ROME (Reuters) - Italy's economy minister met with senior Italian bankers and the Bank of Italy governor on Monday to try to push forward with a sale of four small banks that were rescued from bankruptcy last November.

The meeting comes just days after a deadline to sell the banks was extended for a second time. If the four banks cannot be sold within two years of last November's rescue, Italy risks having to wind them down under tough European rules that came into force this year.

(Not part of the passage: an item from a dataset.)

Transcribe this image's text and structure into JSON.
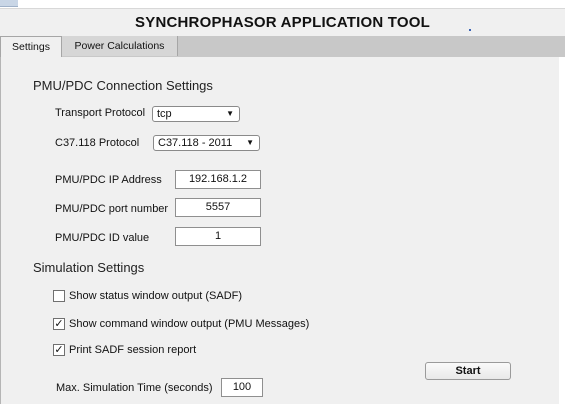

The sale of Banca Marche, Popolare Etruria, CariFerrara and CariChieti, has become the latest banking headache for Italy's government, which is already struggling to sort out the country's third biggest bank, Monte dei Paschi di Siena (BMPS.MI: Quote).

"There is only one item on the agenda; how to find a solution for the (four) banks," a source, who declined to be named as the talks are private, said.

Economy minister Pier Carlo Padoan called the meeting on Monday with the bosses of Intesa Sanpaolo (ISP.MI: Quote), UniCredit (CRDI.MI: Quote) and UBI (UBI.MI: Quote) and Bank of Italy Governor Ignazio Visco. Padoan said the meeting had been called to deal "with a situation of transition not of crisis."

The source also said the European Central Bank was "putting up ever more hurdles" in the sale process. "We have to find a solution now because we can't carry on with this uncertainty."

The four banks were rescued last year at a cost of 3.75 billion euros ($4.21 billion), which was carried out by a fund financed by the country's other banks. Intesa Sanpaolo (ISP.MI: Quote), UniCredit (CRDI.MI: Quote) and UBI (UBI.MI: Quote) lent 1.65 billion euros to the fund.

The banks that contributed the money were hoping to recoup at least some of through a sale of the four banks. This was initially due to take place by the end of April but was postponed to the end of September to give more time to attract buyers.   Continued...

Bank of Italy Governor Ignazio Visco attends the session 'Recharging Europe' in the Swiss mountain resort of Davos January 23, 2015. REUTERS/Ruben Sprich